Knowing the Purpose of Creation through the Resurrection

Proceedings of the Symposium on St. Maximus the Confessor

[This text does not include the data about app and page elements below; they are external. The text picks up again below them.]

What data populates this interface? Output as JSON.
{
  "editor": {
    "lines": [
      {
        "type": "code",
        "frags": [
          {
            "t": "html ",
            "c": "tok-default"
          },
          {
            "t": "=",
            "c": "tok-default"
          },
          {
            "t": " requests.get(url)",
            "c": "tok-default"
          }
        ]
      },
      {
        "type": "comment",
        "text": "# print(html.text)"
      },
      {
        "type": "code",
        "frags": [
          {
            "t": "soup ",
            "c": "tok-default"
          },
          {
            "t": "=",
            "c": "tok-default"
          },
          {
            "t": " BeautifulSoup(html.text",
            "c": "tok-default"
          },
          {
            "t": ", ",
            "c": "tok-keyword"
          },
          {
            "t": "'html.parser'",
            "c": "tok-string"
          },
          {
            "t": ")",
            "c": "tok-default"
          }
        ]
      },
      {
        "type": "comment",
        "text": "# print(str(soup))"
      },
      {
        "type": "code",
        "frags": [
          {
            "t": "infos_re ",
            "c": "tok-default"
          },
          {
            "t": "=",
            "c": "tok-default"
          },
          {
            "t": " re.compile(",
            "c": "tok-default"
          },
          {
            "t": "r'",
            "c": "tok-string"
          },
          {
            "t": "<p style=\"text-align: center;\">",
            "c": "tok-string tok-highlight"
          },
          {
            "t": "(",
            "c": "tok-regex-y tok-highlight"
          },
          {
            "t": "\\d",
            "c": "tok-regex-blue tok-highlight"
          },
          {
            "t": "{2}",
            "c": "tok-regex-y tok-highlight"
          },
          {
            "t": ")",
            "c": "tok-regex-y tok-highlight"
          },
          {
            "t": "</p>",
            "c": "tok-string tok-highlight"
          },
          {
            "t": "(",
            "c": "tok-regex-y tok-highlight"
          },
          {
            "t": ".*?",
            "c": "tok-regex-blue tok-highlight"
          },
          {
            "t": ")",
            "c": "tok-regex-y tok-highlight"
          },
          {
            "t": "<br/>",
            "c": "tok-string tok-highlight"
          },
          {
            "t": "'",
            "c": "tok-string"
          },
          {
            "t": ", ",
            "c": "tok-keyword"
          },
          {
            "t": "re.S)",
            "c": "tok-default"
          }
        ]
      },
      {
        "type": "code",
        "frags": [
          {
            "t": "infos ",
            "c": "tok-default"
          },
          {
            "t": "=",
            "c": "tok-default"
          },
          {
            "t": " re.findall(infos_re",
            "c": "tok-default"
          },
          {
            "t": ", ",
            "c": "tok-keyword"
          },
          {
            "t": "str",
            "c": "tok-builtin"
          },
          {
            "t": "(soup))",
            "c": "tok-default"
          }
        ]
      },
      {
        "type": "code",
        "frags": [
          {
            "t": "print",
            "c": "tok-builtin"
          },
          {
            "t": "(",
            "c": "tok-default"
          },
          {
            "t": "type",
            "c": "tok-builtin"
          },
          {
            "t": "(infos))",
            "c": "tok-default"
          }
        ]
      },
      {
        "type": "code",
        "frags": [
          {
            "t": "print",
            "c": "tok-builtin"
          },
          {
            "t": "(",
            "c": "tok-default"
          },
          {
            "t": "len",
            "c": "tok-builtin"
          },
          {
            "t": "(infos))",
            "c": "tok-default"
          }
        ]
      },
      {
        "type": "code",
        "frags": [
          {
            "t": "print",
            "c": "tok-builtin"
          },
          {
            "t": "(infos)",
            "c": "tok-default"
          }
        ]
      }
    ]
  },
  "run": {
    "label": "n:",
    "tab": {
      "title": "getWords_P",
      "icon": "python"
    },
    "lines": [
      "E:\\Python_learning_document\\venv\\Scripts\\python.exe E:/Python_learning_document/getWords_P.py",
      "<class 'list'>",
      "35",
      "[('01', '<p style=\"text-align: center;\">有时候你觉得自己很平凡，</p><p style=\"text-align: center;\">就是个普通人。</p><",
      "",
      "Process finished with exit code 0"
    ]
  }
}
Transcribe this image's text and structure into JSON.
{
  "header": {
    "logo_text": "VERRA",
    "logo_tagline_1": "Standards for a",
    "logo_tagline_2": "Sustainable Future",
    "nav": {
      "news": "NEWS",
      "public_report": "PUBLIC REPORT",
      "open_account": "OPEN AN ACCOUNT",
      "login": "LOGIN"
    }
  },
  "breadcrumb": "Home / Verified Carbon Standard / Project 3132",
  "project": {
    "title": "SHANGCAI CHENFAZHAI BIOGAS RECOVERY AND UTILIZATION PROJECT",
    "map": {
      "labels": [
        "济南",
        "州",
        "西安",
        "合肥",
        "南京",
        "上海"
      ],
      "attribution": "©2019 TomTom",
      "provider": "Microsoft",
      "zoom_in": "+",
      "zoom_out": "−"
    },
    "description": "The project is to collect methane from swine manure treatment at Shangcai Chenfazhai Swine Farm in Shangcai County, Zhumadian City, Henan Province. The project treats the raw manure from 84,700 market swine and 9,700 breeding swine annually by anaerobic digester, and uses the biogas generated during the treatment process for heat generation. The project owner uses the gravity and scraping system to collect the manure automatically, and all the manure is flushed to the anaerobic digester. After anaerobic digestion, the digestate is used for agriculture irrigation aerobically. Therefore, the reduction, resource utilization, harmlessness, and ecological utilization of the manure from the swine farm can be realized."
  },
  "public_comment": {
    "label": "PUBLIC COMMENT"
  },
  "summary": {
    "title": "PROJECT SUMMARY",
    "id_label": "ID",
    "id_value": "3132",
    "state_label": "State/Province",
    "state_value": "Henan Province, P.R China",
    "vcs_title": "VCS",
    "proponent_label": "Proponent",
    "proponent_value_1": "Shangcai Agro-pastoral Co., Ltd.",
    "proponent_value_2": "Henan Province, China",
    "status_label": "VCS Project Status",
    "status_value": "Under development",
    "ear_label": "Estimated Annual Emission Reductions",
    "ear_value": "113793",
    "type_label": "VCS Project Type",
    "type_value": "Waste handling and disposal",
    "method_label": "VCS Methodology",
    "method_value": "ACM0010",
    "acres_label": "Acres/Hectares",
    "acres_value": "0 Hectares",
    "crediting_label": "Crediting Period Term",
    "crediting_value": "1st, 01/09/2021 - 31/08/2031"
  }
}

The present volume is a collection of presentations delivered at the St Maximus the Confessor International Symposium held in Belgrade at the University of Belgrade from 18 to 21 October 2012. The Belgrade Symposium brought together the following speakers: Demetrios Bathrellos, Grigory Benevitch, Calinic Berger, Paul Blowers, David Bradshaw, Adam Cooper, Brian Daley, Paul Gavrilyuk, Atanasije Jevtić, Joshua Lollar, Andrew Louth, John Panteleimon Manoussakis, Maximos of Simonopetra, Ignatije Midić, Pascal Mueller-Jourdan, Alexei Nesteruk, Aristotle Papanikolaou, George Parsenios, Philipp Gabriel Renczes, Nino Sakvarelidze, Torstein Tollefsen, George Varvatsoulias, Maxim Vasiljević, Christos Yannaras, and John Zizioulas. The papers and discussions in this volume of the proceedings of the Belgrade Symposium amply attest to the reputation of Saint Maximus the Confessor as the most universal spirit of the seventh century, and perhaps the greatest thinker of the Church. Twenty eight studies have been gathered in the present volume, which is organized into eight chapters, each of them corresponding to the proceedings of the Symposium, all of which are of intense interest and importance. Chapter One brings to light new evidence regarding the sources, influences, and appropriations of St Maximus’ teaching. His mediatorial role as one of the few genuinely ecumenical theologians of the patristic era is acknowledged and affirmed. Chapter Two offers some crucial clarifications on the relationship between person, nature, and freedom. In Chapter Three we find substantial discussion on body, pathos, love, eros, etc. New interpretive paradigms and insights are proposed in Chapter Four, while the next chapter presents the Confessor’s cosmological perspective in light of modern scientific discoveries. Some important ontological and ecclesiological issues are discussed in Chapter Six, while in Chapter Seven we are able to see what contemporary synthesis is possible through St Maximus’ thought. Chapter Eight offers further readings by engaging younger scholars who did not present their papers at the conference but whose studies were accepted by the organizers. In the final paper we find an important overview of the Symposium with a description of the conference’s flow. In an age of plurality and division, it is particularly important to know what our Tradition—shaped by the Fathers—can teach us. In any such endeavor, Saint Maximus the Confessor stands out as the most important theologian of the so-called Byzantine period. Yet his theology, assimilated and incorporated by Tradition, has relevance beyond any single historical period; in fact, the Confessor’s efforts to mediate between East and West distinguish his work as vital for contemporary theological discourse.